Only a couple of weeks ago, it seemed that the government would push through the bills with a commitment to a free market by 2005. However, widespread heating and power failures at New Year - during which as many as 28,000 people were left without heating in temperatures as low as -30 degrees Celsius - appear to have led the government to keep a cap on household prices in particular.
The new amendments "may have been included in good faith...but mean (the government) will fail in its fundamental aim, which is to make the sector attractive to private investment," warned Derek Weaving, an analyst with United Financial Group in Moscow. "The California experience shows you cannot be half-hearted about liberalization."
The dilution of the draft laws represents a calculated gamble by the government that the Soviet-era electricity system isn't as close to collapse as was once thought. Hartmut Jacob, an analyst with Renaissance Capital, calculates that Russia's reserve margin - the gap between production capacity and peak consumption - was 27% in 2002.
Electricity Supply Risks 5 Years Away
Jacob, like Equinox's Hirsch, calculates that the real risks to Russia's electricity supply are about five years away. Hirsch's investment rests in part on the assumption that "less than 10%" of the country's thermal plants will keep operating as long as those of Kostroma's.
Some say the government can thus afford to slow down the reforms for a year or so to get the legislation right if that is its real agenda. Others argue, however, that the current overcapacity would help keep prices down as prices are freed.
Some feel that the removal of the deadline for the start of the market is just a tactical retreat and that the deadline will be decided by the government just as soon as Putin is re-elected in 2004.
"Of course (the new amendments) bring uncertainty into the market and investors may not like it but it represents a kind of consensus that can bring reform in the long run," said a spokesman for RAO Unified Energy Systems of Russia (R.UEN), whose chief executive, Anatoly Chubais - a keen reforms supporter - has been a lightning rod for criticism from politicians, minority shareholders and industrialists alike.

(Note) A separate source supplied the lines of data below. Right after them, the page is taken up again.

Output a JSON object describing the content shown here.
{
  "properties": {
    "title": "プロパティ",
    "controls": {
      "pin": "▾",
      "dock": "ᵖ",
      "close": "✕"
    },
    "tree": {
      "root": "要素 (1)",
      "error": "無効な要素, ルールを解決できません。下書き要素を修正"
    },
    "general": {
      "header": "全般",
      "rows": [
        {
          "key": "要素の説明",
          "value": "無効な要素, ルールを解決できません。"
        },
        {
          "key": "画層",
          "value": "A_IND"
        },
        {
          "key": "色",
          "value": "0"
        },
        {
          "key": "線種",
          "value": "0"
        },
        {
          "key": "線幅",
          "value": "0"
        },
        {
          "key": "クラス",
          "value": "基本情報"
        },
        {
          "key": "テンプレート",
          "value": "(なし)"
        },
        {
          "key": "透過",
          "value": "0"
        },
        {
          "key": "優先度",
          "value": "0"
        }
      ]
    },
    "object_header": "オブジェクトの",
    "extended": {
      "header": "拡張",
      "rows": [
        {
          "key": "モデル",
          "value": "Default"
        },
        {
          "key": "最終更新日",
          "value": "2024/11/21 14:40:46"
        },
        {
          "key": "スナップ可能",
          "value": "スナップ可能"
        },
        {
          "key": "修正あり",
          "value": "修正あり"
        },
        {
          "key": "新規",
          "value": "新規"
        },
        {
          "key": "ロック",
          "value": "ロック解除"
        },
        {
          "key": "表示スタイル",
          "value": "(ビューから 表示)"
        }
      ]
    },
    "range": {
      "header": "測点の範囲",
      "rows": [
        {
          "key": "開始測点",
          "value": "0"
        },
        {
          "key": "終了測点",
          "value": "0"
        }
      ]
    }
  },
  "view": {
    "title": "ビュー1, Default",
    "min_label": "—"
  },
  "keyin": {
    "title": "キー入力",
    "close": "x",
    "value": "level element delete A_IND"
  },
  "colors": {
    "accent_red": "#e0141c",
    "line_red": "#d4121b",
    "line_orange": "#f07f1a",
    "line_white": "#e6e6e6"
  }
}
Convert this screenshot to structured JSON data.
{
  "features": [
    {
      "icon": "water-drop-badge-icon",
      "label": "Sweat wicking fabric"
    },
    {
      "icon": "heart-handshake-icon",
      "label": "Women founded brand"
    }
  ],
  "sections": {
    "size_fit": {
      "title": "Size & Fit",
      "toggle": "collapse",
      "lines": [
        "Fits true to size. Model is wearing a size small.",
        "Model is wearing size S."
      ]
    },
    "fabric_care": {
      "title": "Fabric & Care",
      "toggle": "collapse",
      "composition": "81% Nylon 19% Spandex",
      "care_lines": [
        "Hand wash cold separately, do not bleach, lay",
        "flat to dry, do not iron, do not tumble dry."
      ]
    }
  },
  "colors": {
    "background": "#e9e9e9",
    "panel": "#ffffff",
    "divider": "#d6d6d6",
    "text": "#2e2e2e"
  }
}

This barrage of criticism suggests the reforms offend too many people at once. Despite the failure of central planning and state regulation to sustain investment in the sector, there are still many who would prefer to have politicians setting prices to encourage the building of new power stations and lines.

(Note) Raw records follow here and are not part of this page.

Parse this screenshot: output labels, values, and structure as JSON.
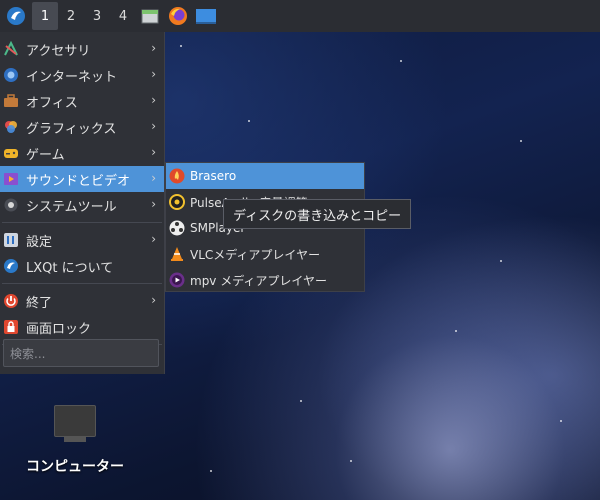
{
  "taskbar": {
    "workspaces": [
      "1",
      "2",
      "3",
      "4"
    ],
    "active_workspace": "1",
    "apps": [
      "file-manager-icon",
      "firefox-icon",
      "show-desktop-icon"
    ]
  },
  "menu": {
    "items": [
      {
        "label": "アクセサリ",
        "icon": "accessories-icon",
        "submenu": true
      },
      {
        "label": "インターネット",
        "icon": "internet-icon",
        "submenu": true
      },
      {
        "label": "オフィス",
        "icon": "office-icon",
        "submenu": true
      },
      {
        "label": "グラフィックス",
        "icon": "graphics-icon",
        "submenu": true
      },
      {
        "label": "ゲーム",
        "icon": "games-icon",
        "submenu": true
      },
      {
        "label": "サウンドとビデオ",
        "icon": "sound-video-icon",
        "submenu": true,
        "highlighted": true
      },
      {
        "label": "システムツール",
        "icon": "system-tools-icon",
        "submenu": true
      },
      {
        "label": "設定",
        "icon": "settings-icon",
        "submenu": true
      },
      {
        "label": "LXQt について",
        "icon": "lxqt-icon",
        "submenu": false
      },
      {
        "label": "終了",
        "icon": "power-icon",
        "submenu": true
      },
      {
        "label": "画面ロック",
        "icon": "lock-icon",
        "submenu": false
      }
    ],
    "search_placeholder": "検索..."
  },
  "submenu": {
    "items": [
      {
        "label": "Brasero",
        "icon": "brasero-icon",
        "highlighted": true
      },
      {
        "label": "PulseAudio 音量調節 ",
        "icon": "pulseaudio-icon"
      },
      {
        "label": "SMPlayer",
        "icon": "smplayer-icon"
      },
      {
        "label": "VLCメディアプレイヤー",
        "icon": "vlc-icon"
      },
      {
        "label": "mpv メディアプレイヤー",
        "icon": "mpv-icon"
      }
    ]
  },
  "tooltip": "ディスクの書き込みとコピー",
  "desktop": {
    "computer_label": "コンピューター"
  },
  "colors": {
    "highlight": "#4e93d8",
    "menu_bg": "#2f3137",
    "taskbar_bg": "#2b2d33"
  }
}
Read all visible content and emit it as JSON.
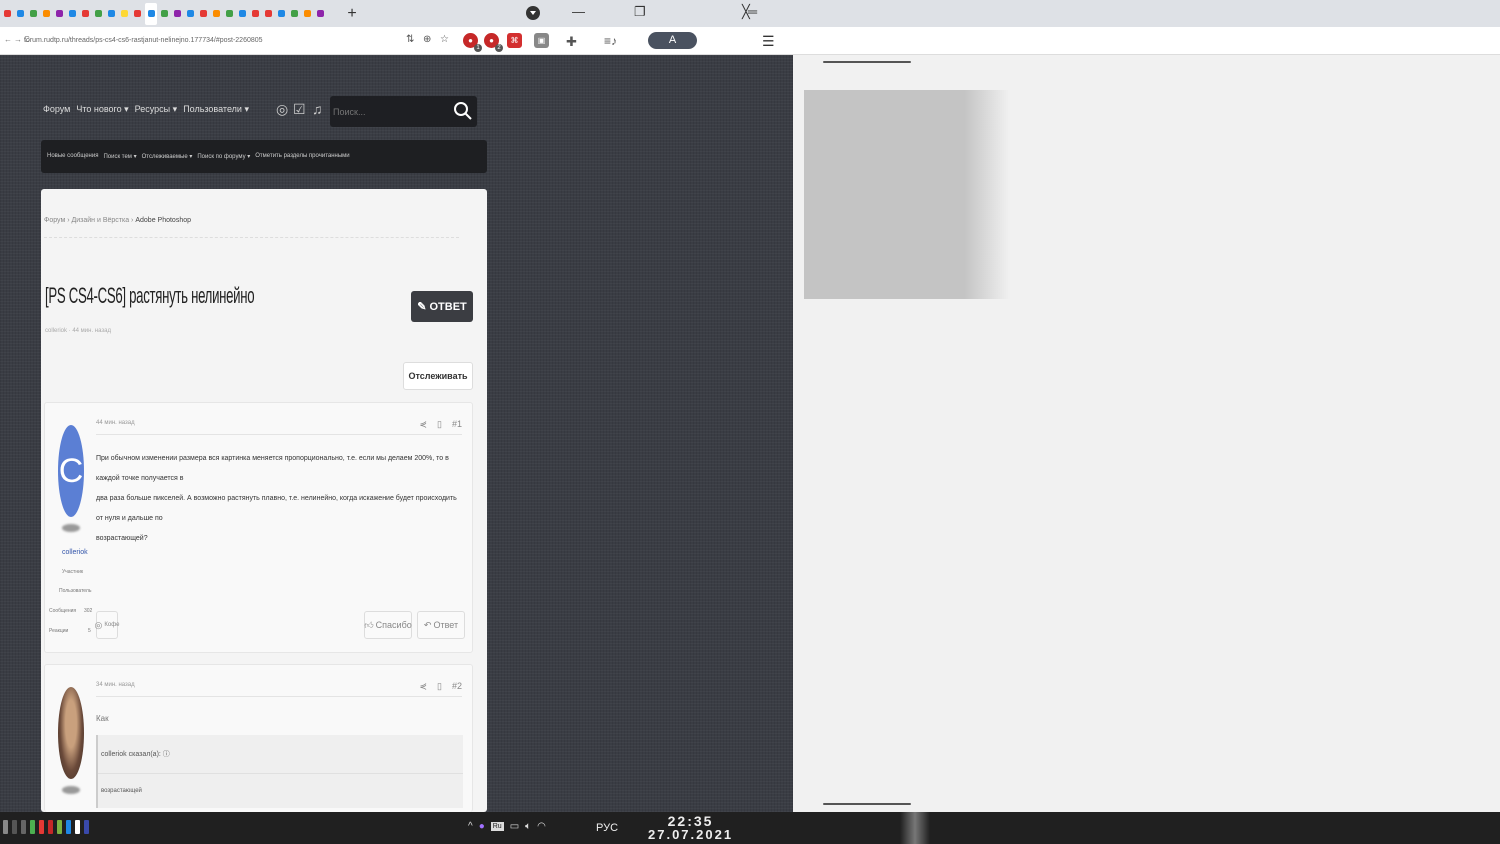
{
  "browser": {
    "tabs": [
      "Ai",
      "E",
      "Ai",
      "B",
      "Ai",
      "G",
      "B",
      "Ai",
      "B",
      "Ai",
      "C",
      "Ai",
      "T",
      "Ai",
      "G",
      "Ai",
      "Ai",
      "Ai",
      "G",
      "Ai",
      "Ai",
      "Ai",
      "Ai",
      "Ai",
      "Ai"
    ],
    "tab_colors": [
      "#e53935",
      "#1e88e5",
      "#43a047",
      "#fb8c00",
      "#8e24aa",
      "#1e88e5",
      "#e53935",
      "#43a047",
      "#1e88e5",
      "#fdd835",
      "#e53935",
      "#1e88e5",
      "#43a047",
      "#8e24aa",
      "#1e88e5",
      "#e53935",
      "#fb8c00",
      "#43a047",
      "#1e88e5",
      "#e53935"
    ],
    "new_tab": "+",
    "url": "forum.rudtp.ru/threads/ps-cs4-cs6-rastjanut-nelinejno.177734/#post-2260805",
    "extension_badges": [
      "1",
      "2"
    ],
    "profile_letter": "A"
  },
  "forum": {
    "nav": [
      "Форум",
      "Что нового",
      "Ресурсы",
      "Пользователи"
    ],
    "search_placeholder": "Поиск...",
    "subnav": [
      "Новые сообщения",
      "Поиск тем",
      "Отслеживаемые",
      "Поиск по форуму",
      "Отметить разделы прочитанными"
    ],
    "breadcrumbs": [
      "Форум",
      "Дизайн и Вёрстка",
      "Adobe Photoshop"
    ],
    "thread_title": "[PS CS4-CS6] растянуть нелинейно",
    "thread_meta": "colleriok · 44 мин. назад",
    "reply_label": "ОТВЕТ",
    "watch_label": "Отслеживать"
  },
  "posts": [
    {
      "date": "44 мин. назад",
      "number": "#1",
      "avatar_letter": "C",
      "username": "colleriok",
      "role": "Участник",
      "sub_role": "Пользователь",
      "stats": [
        [
          "Сообщения",
          "302"
        ],
        [
          "Реакции",
          "5"
        ]
      ],
      "body_small": "При обычном изменении размера вся картинка меняется пропорционально, т.е. если мы делаем 200%, то в каждой точке получается в",
      "body_large": "два раза больше пикселей. А возможно растянуть плавно, т.е. нелинейно, когда искажение будет происходить от нуля и дальше по",
      "body_end": "возрастающей?",
      "coffee": "Кофе",
      "thanks": "Спасибо",
      "reply": "Ответ"
    },
    {
      "date": "34 мин. назад",
      "number": "#2",
      "text": "Как",
      "quote_head": "colleriok сказал(а): ⓘ",
      "quote_body": "возрастающей"
    }
  ],
  "taskbar": {
    "lang": "РУС",
    "time": "22:35",
    "date": "27.07.2021",
    "tray_label": "Ru"
  }
}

"Where are the most dynamic investment programs in electric power in the world right now?" said Viktor Kudryavy, a vice president of the Russian Union of Producers lobby group. "In China, Vietnam and Iran and they're all state programs."
Like many Russians, he remains spooked by the experience of deregulation in the west and considers the current reform efforts a reckless experiment. "California was a crisis of comfort...three, six or nine hours without air conditioning," he says. "In Russia , it's life or death,"
The amended bills are now due to get their crucial second reading in the Duma Feb. 4 or 5, the news agency Prime-Tass quoted a senior Duma deputy as saying Tuesday.
UES shares ended down 6.3% in Moscow and its American Depositary Receipts down 7.4% in London Tuesday.